### Task data
========

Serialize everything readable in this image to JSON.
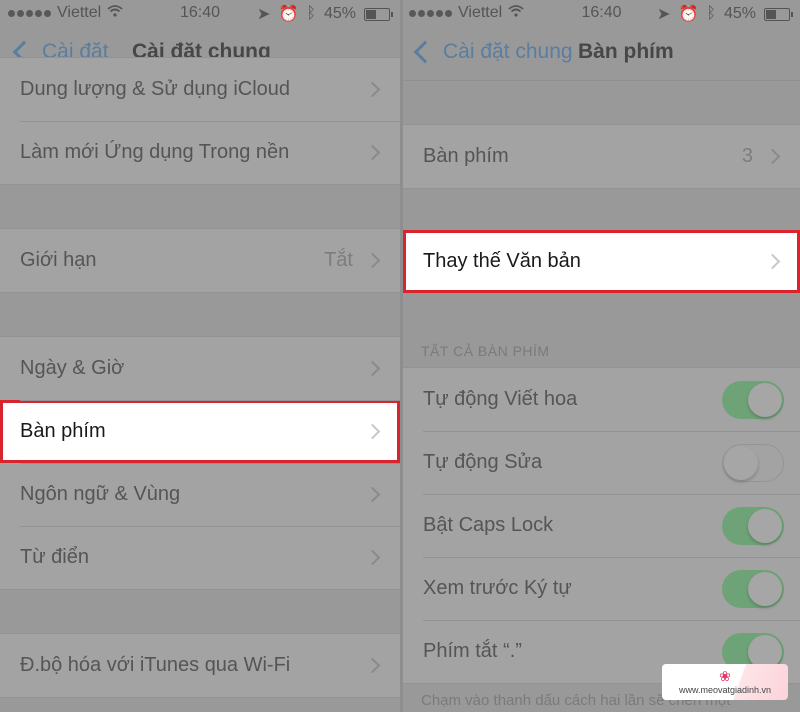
{
  "status_bar": {
    "carrier": "Viettel",
    "time": "16:40",
    "battery_percent": "45%",
    "battery_level": 0.45,
    "icons": [
      "signal-dots-icon",
      "wifi-icon",
      "location-arrow-icon",
      "alarm-icon",
      "bluetooth-icon",
      "battery-icon"
    ]
  },
  "left": {
    "back_label": "Cài đặt",
    "title": "Cài đặt chung",
    "groups": [
      {
        "items": [
          {
            "label": "Dung lượng & Sử dụng iCloud"
          },
          {
            "label": "Làm mới Ứng dụng Trong nền"
          }
        ]
      },
      {
        "items": [
          {
            "label": "Giới hạn",
            "value": "Tắt"
          }
        ]
      },
      {
        "items": [
          {
            "label": "Ngày & Giờ"
          },
          {
            "label": "Bàn phím",
            "highlighted": true
          },
          {
            "label": "Ngôn ngữ & Vùng"
          },
          {
            "label": "Từ điển"
          }
        ]
      },
      {
        "items": [
          {
            "label": "Đ.bộ hóa với iTunes qua Wi-Fi"
          }
        ]
      }
    ]
  },
  "right": {
    "back_label": "Cài đặt chung",
    "title": "Bàn phím",
    "keyboards": {
      "label": "Bàn phím",
      "value": "3"
    },
    "text_replacement": {
      "label": "Thay thế Văn bản",
      "highlighted": true
    },
    "section_header": "TẤT CẢ BÀN PHÍM",
    "toggles": [
      {
        "label": "Tự động Viết hoa",
        "on": true
      },
      {
        "label": "Tự động Sửa",
        "on": false
      },
      {
        "label": "Bật Caps Lock",
        "on": true
      },
      {
        "label": "Xem trước Ký tự",
        "on": true
      },
      {
        "label": "Phím tắt “.”",
        "on": true
      }
    ],
    "footer": "Chạm vào thanh dấu cách hai lần sẽ chèn một"
  },
  "watermark": {
    "text": "www.meovatgiadinh.vn",
    "icon": "lotus-icon"
  },
  "colors": {
    "highlight_border": "#d9232d",
    "link": "#5a7da0",
    "toggle_on": "#6da377"
  }
}
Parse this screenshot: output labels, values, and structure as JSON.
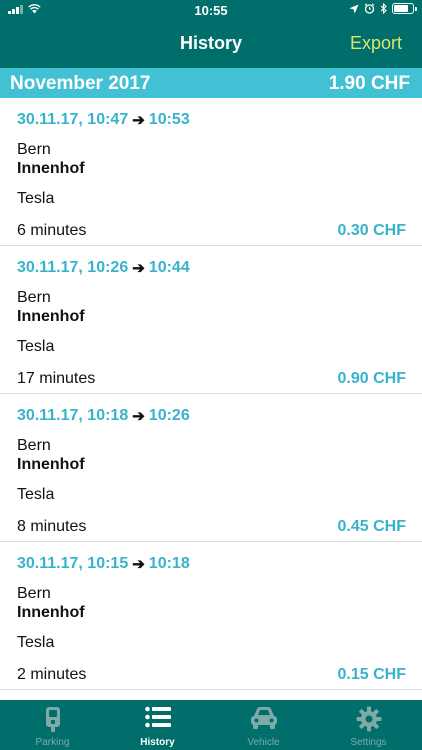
{
  "status_bar": {
    "time": "10:55"
  },
  "nav": {
    "title": "History",
    "export_label": "Export"
  },
  "month_header": {
    "month": "November 2017",
    "total": "1.90 CHF"
  },
  "entries": [
    {
      "start": "30.11.17, 10:47",
      "end": "10:53",
      "city": "Bern",
      "zone": "Innenhof",
      "vehicle": "Tesla",
      "duration": "6 minutes",
      "price": "0.30 CHF"
    },
    {
      "start": "30.11.17, 10:26",
      "end": "10:44",
      "city": "Bern",
      "zone": "Innenhof",
      "vehicle": "Tesla",
      "duration": "17 minutes",
      "price": "0.90 CHF"
    },
    {
      "start": "30.11.17, 10:18",
      "end": "10:26",
      "city": "Bern",
      "zone": "Innenhof",
      "vehicle": "Tesla",
      "duration": "8 minutes",
      "price": "0.45 CHF"
    },
    {
      "start": "30.11.17, 10:15",
      "end": "10:18",
      "city": "Bern",
      "zone": "Innenhof",
      "vehicle": "Tesla",
      "duration": "2 minutes",
      "price": "0.15 CHF"
    }
  ],
  "tabs": [
    {
      "label": "Parking",
      "icon": "parking-meter-icon",
      "active": false
    },
    {
      "label": "History",
      "icon": "list-icon",
      "active": true
    },
    {
      "label": "Vehicle",
      "icon": "car-icon",
      "active": false
    },
    {
      "label": "Settings",
      "icon": "gear-icon",
      "active": false
    }
  ],
  "colors": {
    "primary": "#006f6b",
    "accent": "#43c1d4",
    "accent_text": "#38b3cc",
    "export": "#d9e66a"
  }
}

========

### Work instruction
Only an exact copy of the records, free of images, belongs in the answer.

### Result below
Serialize everything readable in this image to JSON.
{
  "status_bar": {
    "carrier": "Viettel",
    "time": "16:40",
    "battery_percent": "45%",
    "battery_level": 0.45,
    "icons": [
      "signal-dots-icon",
      "wifi-icon",
      "location-arrow-icon",
      "alarm-icon",
      "bluetooth-icon",
      "battery-icon"
    ]
  },
  "left": {
    "back_label": "Cài đặt",
    "title": "Cài đặt chung",
    "groups": [
      {
        "items": [
          {
            "label": "Dung lượng & Sử dụng iCloud"
          },
          {
            "label": "Làm mới Ứng dụng Trong nền"
          }
        ]
      },
      {
        "items": [
          {
            "label": "Giới hạn",
            "value": "Tắt"
          }
        ]
      },
      {
        "items": [
          {
            "label": "Ngày & Giờ"
          },
          {
            "label": "Bàn phím",
            "highlighted": true
          },
          {
            "label": "Ngôn ngữ & Vùng"
          },
          {
            "label": "Từ điển"
          }
        ]
      },
      {
        "items": [
          {
            "label": "Đ.bộ hóa với iTunes qua Wi-Fi"
          }
        ]
      }
    ]
  },
  "right": {
    "back_label": "Cài đặt chung",
    "title": "Bàn phím",
    "keyboards": {
      "label": "Bàn phím",
      "value": "3"
    },
    "text_replacement": {
      "label": "Thay thế Văn bản",
      "highlighted": true
    },
    "section_header": "TẤT CẢ BÀN PHÍM",
    "toggles": [
      {
        "label": "Tự động Viết hoa",
        "on": true
      },
      {
        "label": "Tự động Sửa",
        "on": false
      },
      {
        "label": "Bật Caps Lock",
        "on": true
      },
      {
        "label": "Xem trước Ký tự",
        "on": true
      },
      {
        "label": "Phím tắt “.”",
        "on": true
      }
    ],
    "footer": "Chạm vào thanh dấu cách hai lần sẽ chèn một"
  },
  "watermark": {
    "text": "www.meovatgiadinh.vn",
    "icon": "lotus-icon"
  },
  "colors": {
    "highlight_border": "#d9232d",
    "link": "#5a7da0",
    "toggle_on": "#6da377"
  }
}
Parse this screenshot: output labels, values, and structure as JSON.
{
  "status_bar": {
    "time": "10:55"
  },
  "nav": {
    "title": "History",
    "export_label": "Export"
  },
  "month_header": {
    "month": "November 2017",
    "total": "1.90 CHF"
  },
  "entries": [
    {
      "start": "30.11.17, 10:47",
      "end": "10:53",
      "city": "Bern",
      "zone": "Innenhof",
      "vehicle": "Tesla",
      "duration": "6 minutes",
      "price": "0.30 CHF"
    },
    {
      "start": "30.11.17, 10:26",
      "end": "10:44",
      "city": "Bern",
      "zone": "Innenhof",
      "vehicle": "Tesla",
      "duration": "17 minutes",
      "price": "0.90 CHF"
    },
    {
      "start": "30.11.17, 10:18",
      "end": "10:26",
      "city": "Bern",
      "zone": "Innenhof",
      "vehicle": "Tesla",
      "duration": "8 minutes",
      "price": "0.45 CHF"
    },
    {
      "start": "30.11.17, 10:15",
      "end": "10:18",
      "city": "Bern",
      "zone": "Innenhof",
      "vehicle": "Tesla",
      "duration": "2 minutes",
      "price": "0.15 CHF"
    }
  ],
  "tabs": [
    {
      "label": "Parking",
      "icon": "parking-meter-icon",
      "active": false
    },
    {
      "label": "History",
      "icon": "list-icon",
      "active": true
    },
    {
      "label": "Vehicle",
      "icon": "car-icon",
      "active": false
    },
    {
      "label": "Settings",
      "icon": "gear-icon",
      "active": false
    }
  ],
  "colors": {
    "primary": "#006f6b",
    "accent": "#43c1d4",
    "accent_text": "#38b3cc",
    "export": "#d9e66a"
  }
}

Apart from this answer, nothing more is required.